Input records —
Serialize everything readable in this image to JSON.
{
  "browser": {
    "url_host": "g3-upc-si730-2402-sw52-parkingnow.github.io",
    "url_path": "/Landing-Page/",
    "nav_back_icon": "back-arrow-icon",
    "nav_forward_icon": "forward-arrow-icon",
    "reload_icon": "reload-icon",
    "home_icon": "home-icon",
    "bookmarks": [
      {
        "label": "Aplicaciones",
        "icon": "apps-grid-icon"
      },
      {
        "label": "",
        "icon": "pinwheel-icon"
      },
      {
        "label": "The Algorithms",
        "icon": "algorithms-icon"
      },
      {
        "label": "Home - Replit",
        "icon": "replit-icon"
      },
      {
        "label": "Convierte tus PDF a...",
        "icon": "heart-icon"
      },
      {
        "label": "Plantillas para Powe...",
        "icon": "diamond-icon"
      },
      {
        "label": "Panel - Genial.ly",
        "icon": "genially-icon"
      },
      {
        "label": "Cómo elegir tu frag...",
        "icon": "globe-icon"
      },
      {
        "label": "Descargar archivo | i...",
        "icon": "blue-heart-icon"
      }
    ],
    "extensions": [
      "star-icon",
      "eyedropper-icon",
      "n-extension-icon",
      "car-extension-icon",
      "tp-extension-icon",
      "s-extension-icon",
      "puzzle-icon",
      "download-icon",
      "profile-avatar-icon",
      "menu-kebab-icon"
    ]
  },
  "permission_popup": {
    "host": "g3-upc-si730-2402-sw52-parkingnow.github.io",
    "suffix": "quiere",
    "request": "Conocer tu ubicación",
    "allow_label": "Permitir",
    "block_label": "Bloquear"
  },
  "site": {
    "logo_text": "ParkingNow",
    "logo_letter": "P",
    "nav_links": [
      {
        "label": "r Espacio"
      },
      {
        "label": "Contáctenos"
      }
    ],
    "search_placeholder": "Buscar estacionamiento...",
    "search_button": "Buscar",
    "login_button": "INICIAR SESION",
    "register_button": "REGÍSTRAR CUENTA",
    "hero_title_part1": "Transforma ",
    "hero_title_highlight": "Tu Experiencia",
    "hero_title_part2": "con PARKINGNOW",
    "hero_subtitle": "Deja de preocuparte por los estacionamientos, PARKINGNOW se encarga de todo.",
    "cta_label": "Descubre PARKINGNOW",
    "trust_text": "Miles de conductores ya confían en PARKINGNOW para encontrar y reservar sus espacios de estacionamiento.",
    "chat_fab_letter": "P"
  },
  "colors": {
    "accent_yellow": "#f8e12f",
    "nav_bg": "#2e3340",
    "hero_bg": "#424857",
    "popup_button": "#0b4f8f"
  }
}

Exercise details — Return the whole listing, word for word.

Answer for this exercise —
Serialize everything readable in this image to JSON.
{
  "browser": {
    "url_host": "g3-upc-si730-2402-sw52-parkingnow.github.io",
    "url_path": "/Landing-Page/",
    "nav_back_icon": "back-arrow-icon",
    "nav_forward_icon": "forward-arrow-icon",
    "reload_icon": "reload-icon",
    "home_icon": "home-icon",
    "bookmarks": [
      {
        "label": "Aplicaciones",
        "icon": "apps-grid-icon"
      },
      {
        "label": "",
        "icon": "pinwheel-icon"
      },
      {
        "label": "The Algorithms",
        "icon": "algorithms-icon"
      },
      {
        "label": "Home - Replit",
        "icon": "replit-icon"
      },
      {
        "label": "Convierte tus PDF a...",
        "icon": "heart-icon"
      },
      {
        "label": "Plantillas para Powe...",
        "icon": "diamond-icon"
      },
      {
        "label": "Panel - Genial.ly",
        "icon": "genially-icon"
      },
      {
        "label": "Cómo elegir tu frag...",
        "icon": "globe-icon"
      },
      {
        "label": "Descargar archivo | i...",
        "icon": "blue-heart-icon"
      }
    ],
    "extensions": [
      "star-icon",
      "eyedropper-icon",
      "n-extension-icon",
      "car-extension-icon",
      "tp-extension-icon",
      "s-extension-icon",
      "puzzle-icon",
      "download-icon",
      "profile-avatar-icon",
      "menu-kebab-icon"
    ]
  },
  "permission_popup": {
    "host": "g3-upc-si730-2402-sw52-parkingnow.github.io",
    "suffix": "quiere",
    "request": "Conocer tu ubicación",
    "allow_label": "Permitir",
    "block_label": "Bloquear"
  },
  "site": {
    "logo_text": "ParkingNow",
    "logo_letter": "P",
    "nav_links": [
      {
        "label": "r Espacio"
      },
      {
        "label": "Contáctenos"
      }
    ],
    "search_placeholder": "Buscar estacionamiento...",
    "search_button": "Buscar",
    "login_button": "INICIAR SESION",
    "register_button": "REGÍSTRAR CUENTA",
    "hero_title_part1": "Transforma ",
    "hero_title_highlight": "Tu Experiencia",
    "hero_title_part2": "con PARKINGNOW",
    "hero_subtitle": "Deja de preocuparte por los estacionamientos, PARKINGNOW se encarga de todo.",
    "cta_label": "Descubre PARKINGNOW",
    "trust_text": "Miles de conductores ya confían en PARKINGNOW para encontrar y reservar sus espacios de estacionamiento.",
    "chat_fab_letter": "P"
  },
  "colors": {
    "accent_yellow": "#f8e12f",
    "nav_bg": "#2e3340",
    "hero_bg": "#424857",
    "popup_button": "#0b4f8f"
  }
}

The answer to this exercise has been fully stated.